Table of Contents Show
- 1. Always make sure everything is dog-friendly
- 2. Play your dog some music on your trip
- 3. Make sure your dog has adequate food and water
- 4. Talk to your dog
- 5. Acclimatise your dog to cars
- 6. Supply your dog with plenty of toys
- 7. Stop if your dog is getting antsy
- 8. Keep the windows open
- 9. Keep your dog buckled up
If you’ve ever travelled with a dog before, then you’ll know it can be a stressful experience. Whether you weren’t able to arrange a suitable dog-sitter or you simply can’t bear to be without your furry friend, travelling with your dog can ease a lonely journey, but it can also be difficult depending on what happens along the way. Luckily, there are things you can do to make travelling with your best canine pal a little easier, both for you and for them. Here are 9 tips to keep your dog calm when travelling.
Before you book anything – whether it’s a travel method, a tourist attraction, or accommodation – make sure that it’s dog-friendly first. You can’t simply make the assumption that whatever you do will be appropriate for your furry friend. Many hotels don’t allow dogs, for instance, and lots of tourist attractions won’t let you take your dog inside with you. It’s not acceptable to leave the dog tied up outside, so make sure you’ve asked the important questions before you book.
Whether you’ve found a pet-friendly flight or you’re travelling by ferry, hopefully you’ve managed to secure a dog-appropriate means of conveyance to your destination. The journey itself can be pretty stressful, though, and playing your dog some music can help to ease that stress. What’s the best type of music to play? Well, according to research undertaken by Betway online casino, that would be folk music! You can also play jazz or classical music to ease your pooch’s worries.
Many places will have dog bowls outside with water in them when the weather is hot, but ultimately, it’s your responsibility to ensure that your dog is well-fed and hydrated. Always carry dog treats and water with you if your dog needs it. Overheating can be a serious problem, and if you’re going to be somewhere without dog facilities for a while, then having food for your dog is imperative. The last thing you want is for your best friend to go hungry.
It might sound silly (but then again, it might not), but talking to your dog is a great way to ease their worries.
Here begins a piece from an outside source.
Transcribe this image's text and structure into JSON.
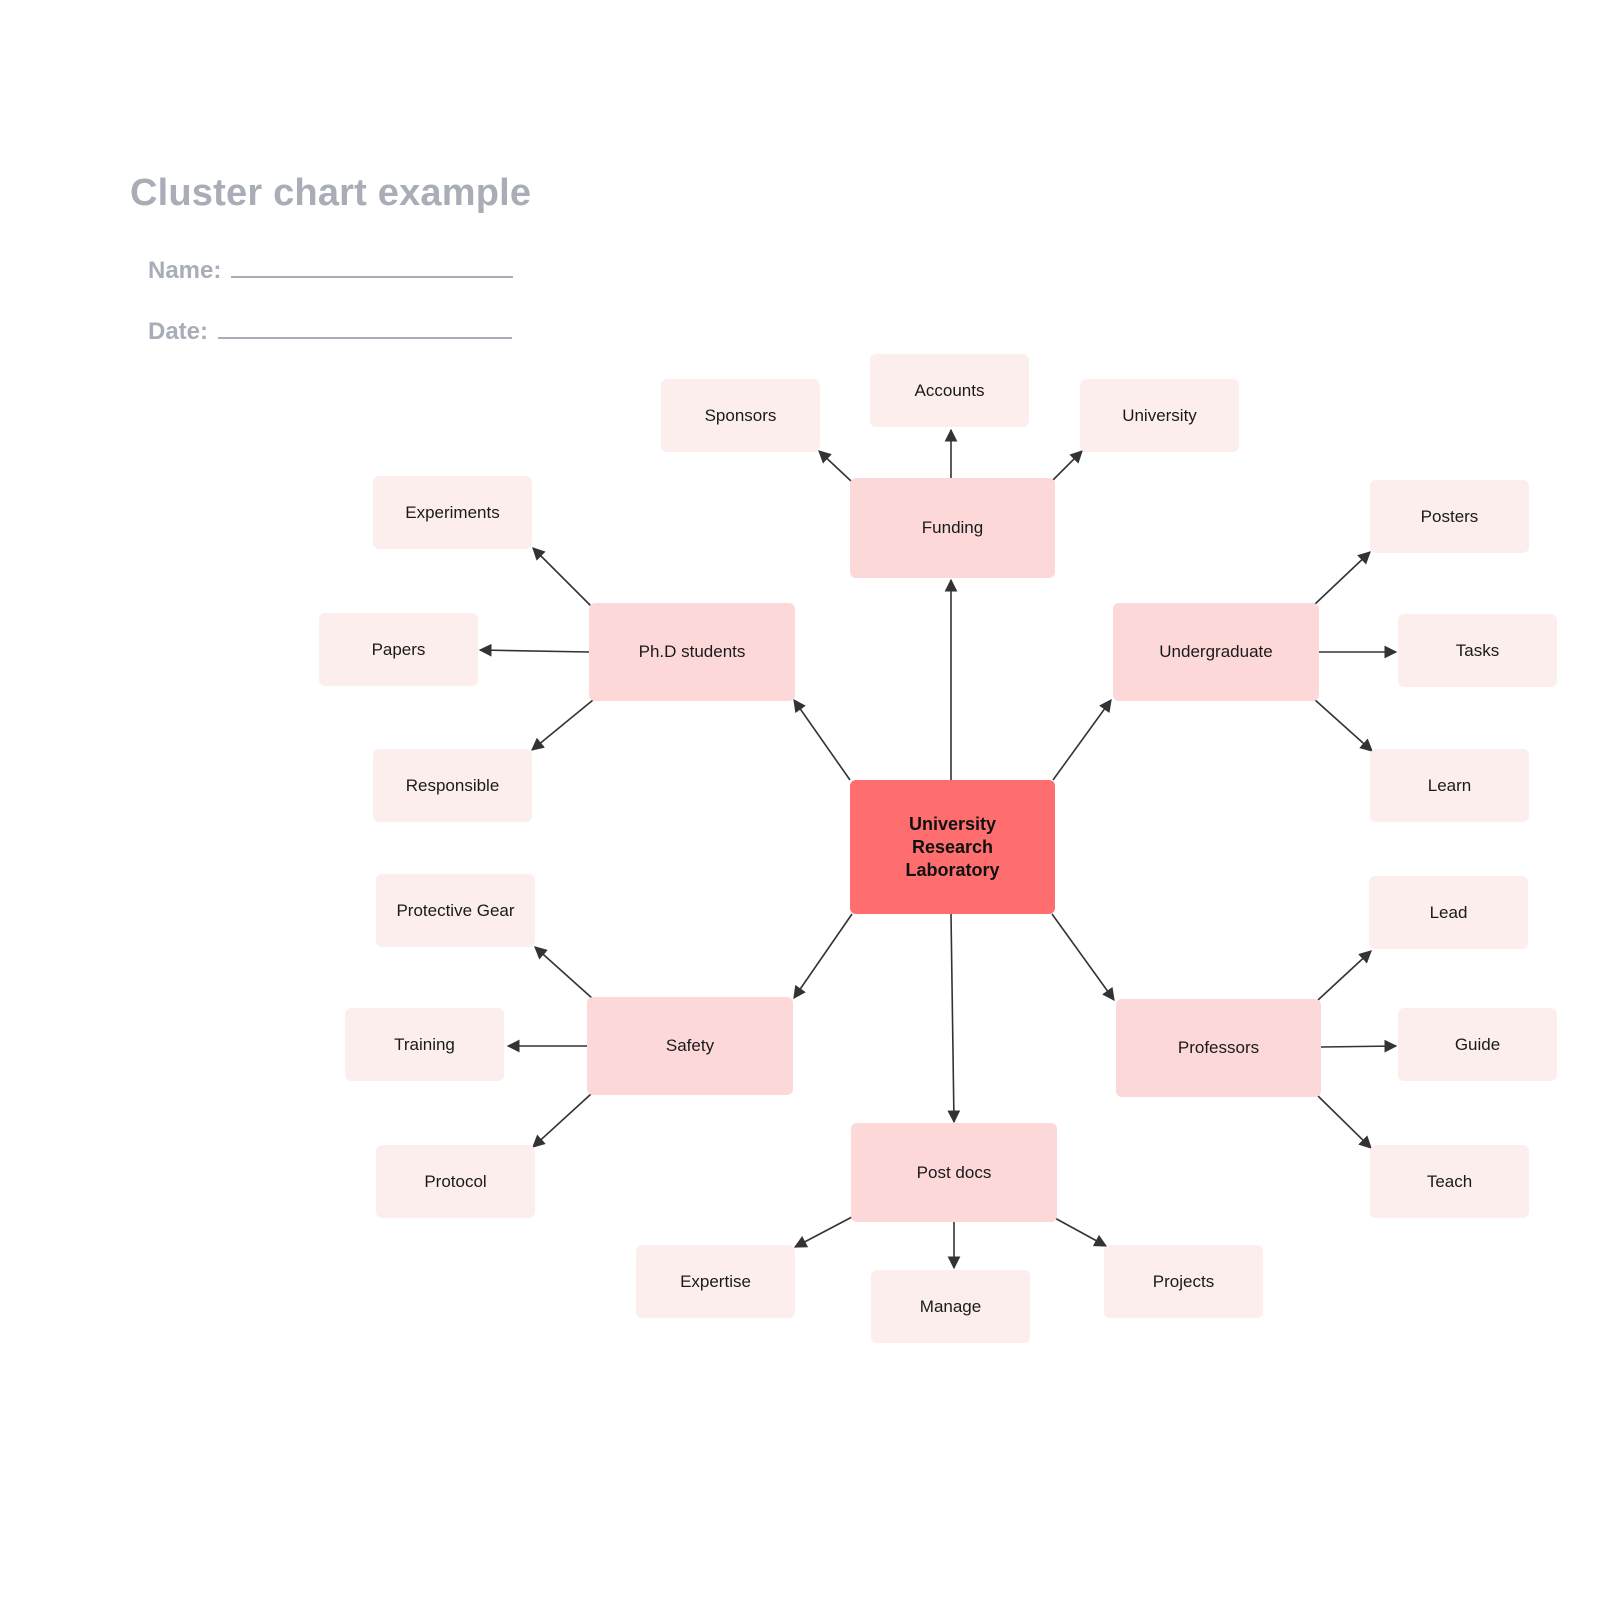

If you’ve had your dog for a while, the sound of your voice is likely to be soothing and helpful to them when it comes to relaxing. Tell them everything’s going to be alright and they’re going to have fun on the trip. Of course, they won’t understand the content of your speech, but they should respond to the tone of your voice, so you’re still having a positive effect on them.
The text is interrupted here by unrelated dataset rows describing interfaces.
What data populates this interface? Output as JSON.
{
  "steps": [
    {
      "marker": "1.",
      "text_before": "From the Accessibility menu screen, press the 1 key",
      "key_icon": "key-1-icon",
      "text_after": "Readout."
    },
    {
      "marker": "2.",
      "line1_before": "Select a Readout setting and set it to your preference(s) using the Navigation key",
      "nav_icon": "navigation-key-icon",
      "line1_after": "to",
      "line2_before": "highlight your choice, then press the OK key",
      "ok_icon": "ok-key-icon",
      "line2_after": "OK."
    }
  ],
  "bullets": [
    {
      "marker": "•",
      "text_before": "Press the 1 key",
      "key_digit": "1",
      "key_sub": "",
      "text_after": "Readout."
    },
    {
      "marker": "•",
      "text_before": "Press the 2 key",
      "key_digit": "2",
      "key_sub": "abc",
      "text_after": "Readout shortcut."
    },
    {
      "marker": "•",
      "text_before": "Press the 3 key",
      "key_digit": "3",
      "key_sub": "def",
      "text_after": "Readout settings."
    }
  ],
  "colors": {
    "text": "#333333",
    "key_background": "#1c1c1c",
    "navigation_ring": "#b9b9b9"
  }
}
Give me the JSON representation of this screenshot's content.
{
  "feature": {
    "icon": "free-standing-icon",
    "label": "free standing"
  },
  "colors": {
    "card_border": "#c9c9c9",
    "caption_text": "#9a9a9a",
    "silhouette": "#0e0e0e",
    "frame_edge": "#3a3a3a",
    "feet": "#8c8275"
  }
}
It’s also a good idea to get your dog used to being in cars, especially if you’re going to be driving a lot on your trip. Make sure to take your dog with you if you go out in the car. Take them for walks in parks that are just a little further away, so that they can ride with you to the destination. This way, when you go on holiday and you have to drive to the airport or the ferry terminal, the dog will already know what’s going on and won’t feel worried or scared by the car journey.
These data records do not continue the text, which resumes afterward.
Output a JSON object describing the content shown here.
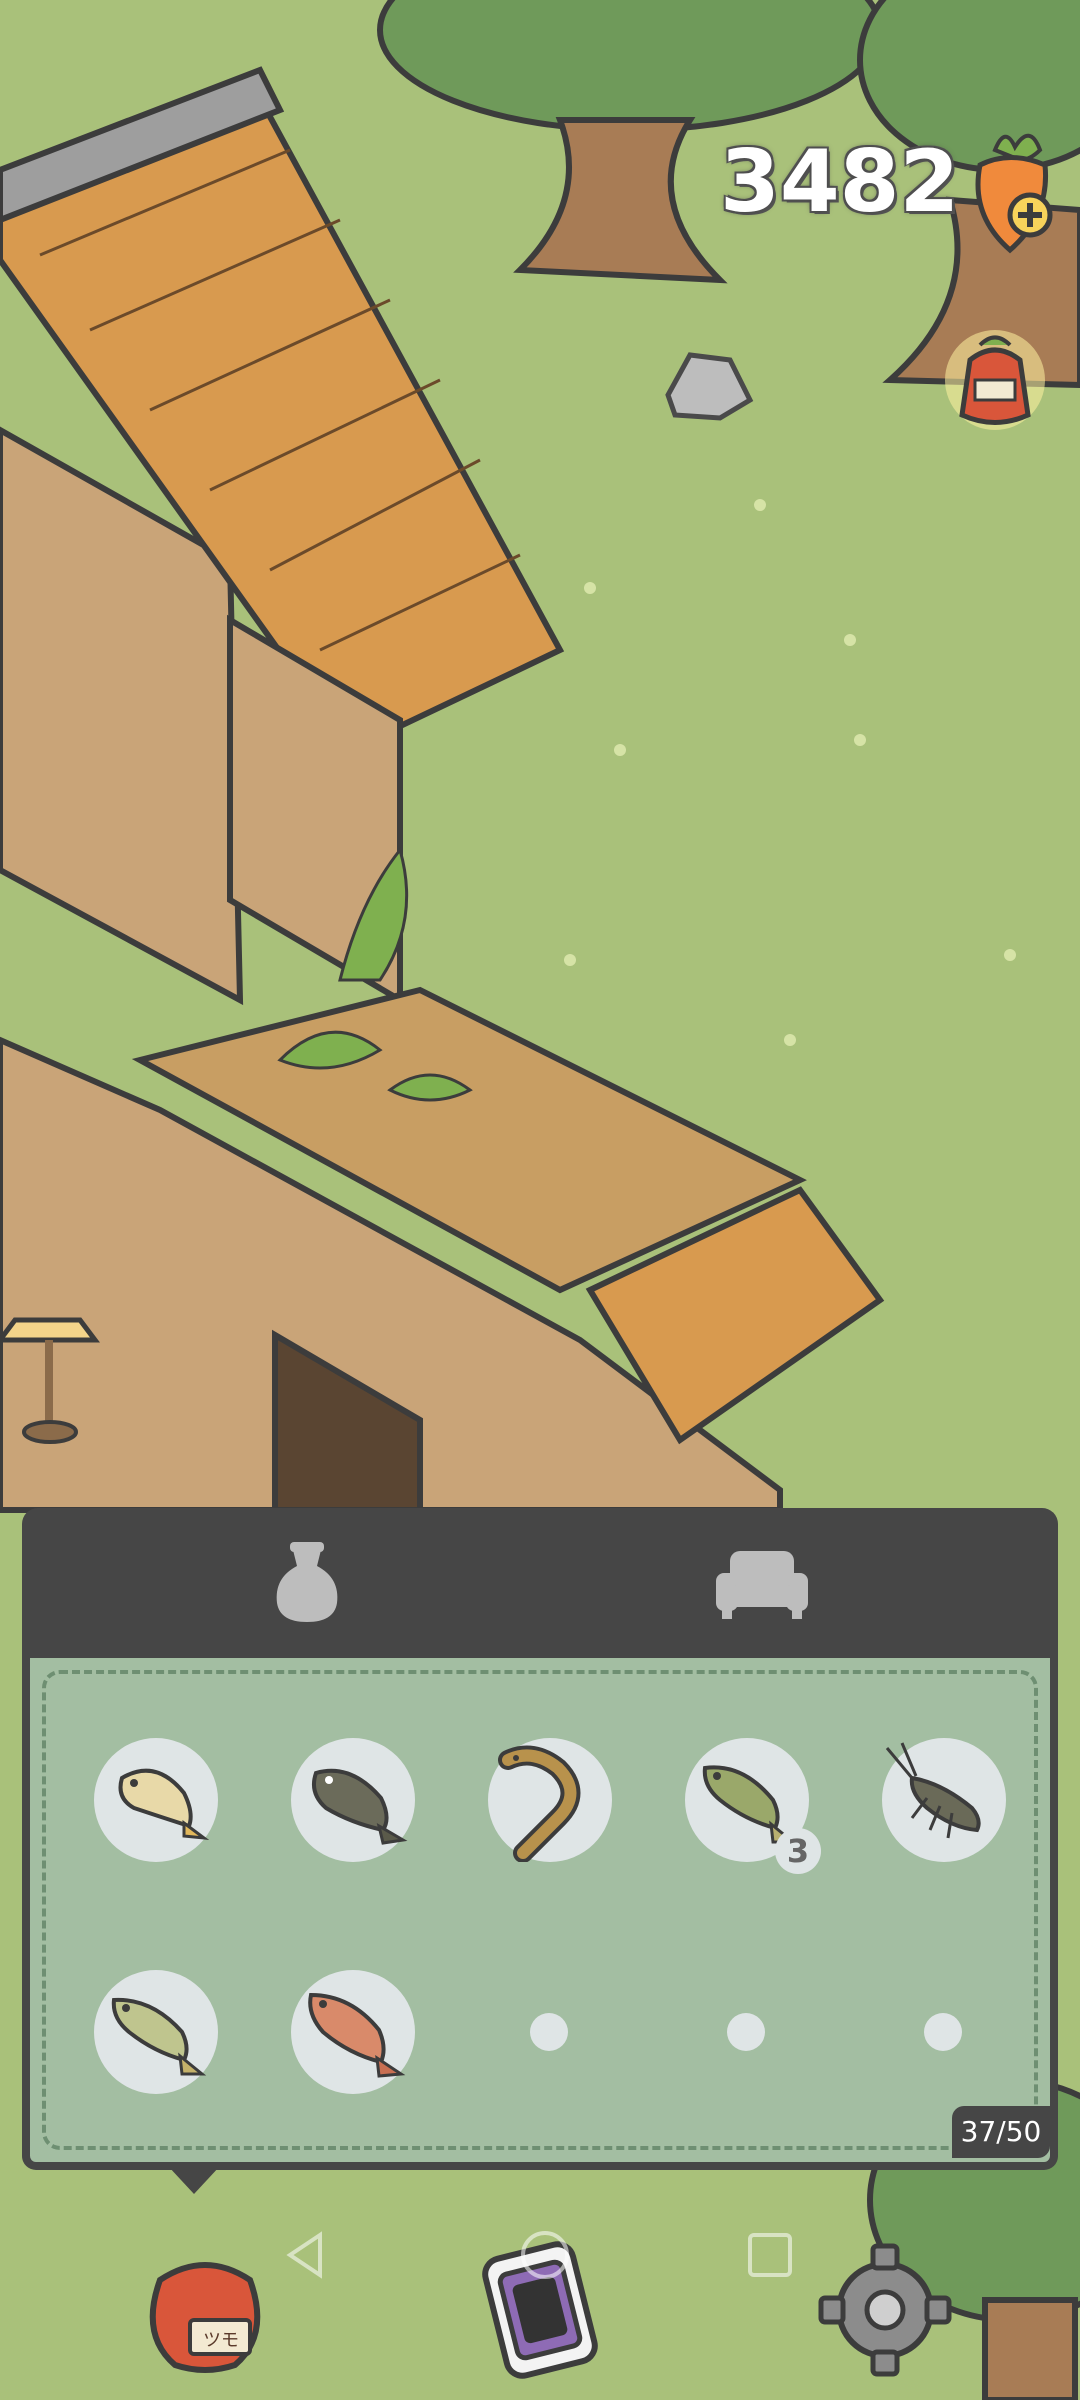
{
  "hud": {
    "currency_count": "3482",
    "currency_icon": "carrot-plus-icon",
    "pickup_icon": "seed-bag-icon"
  },
  "inventory": {
    "tabs": [
      {
        "id": "items",
        "icon": "pouch-icon",
        "active": true
      },
      {
        "id": "furniture",
        "icon": "armchair-icon",
        "active": false
      }
    ],
    "slots": [
      {
        "item": "fish-1",
        "qty": ""
      },
      {
        "item": "fish-2",
        "qty": ""
      },
      {
        "item": "eel",
        "qty": ""
      },
      {
        "item": "fish-3",
        "qty": "3"
      },
      {
        "item": "crayfish",
        "qty": ""
      },
      {
        "item": "fish-4",
        "qty": ""
      },
      {
        "item": "fish-5",
        "qty": ""
      },
      {
        "item": "",
        "qty": ""
      },
      {
        "item": "",
        "qty": ""
      },
      {
        "item": "",
        "qty": ""
      }
    ],
    "capacity": "37/50"
  },
  "toolbar": {
    "bag_label": "ツモ",
    "buttons": [
      "bag-button",
      "phone-button",
      "settings-button"
    ]
  },
  "colors": {
    "grass": "#a9c17a",
    "panel_dark": "#464646",
    "panel_body": "#a3bea2",
    "slot": "#dfe5e6"
  }
}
Playing with your dog on a regular basis is already very important for their development and health, but this goes double when it comes to going on holiday. Making sure they have their favourite toys with them will give them a little piece of home; the toys will smell like something they’re used to, which should calm them a little during more stressful moments. Consider buying them some new toys as treats, too – this will distract them from travelling!
This is difficult to do if you’re travelling by plane or any other mode of public transport, but if you’re driving to your destination, be sure to make regular stops so your dog can rest and recharge. Sometimes, you may notice that your dog is becoming antsy and restless; they might be barking a lot, or trying to move, or whining. If any of this happens, it’s important to try to stop as soon as you can so that your dog can stretch their legs and get ready for the rest of the journey.
Again, this one is going to be more difficult if you’re travelling by air, for instance, but you should try to make sure your dog has a constant supply of fresh air. This will help them to feel less stifled; after all, when you’re in the car for a protracted period of time, you may feel like you need air, so why should they be any different? If you absolutely can’t open any windows, then try fanning your dog or making sure they’re kept cool some other way if you can.
If you let your dog run wild – whether it’s on a plane or on a ferry, or any other mode of transport – then you may meet with the ire of the staff, and you may even be fined depending on the travel company’s rules. However, it’s also a good idea to buckle your dog up for comfort reasons. Many dogs like to be secured and strapped in so that the movement of the car bothers them less. Of course, you’ll know whether this applies to your dog or not better than anyone else does.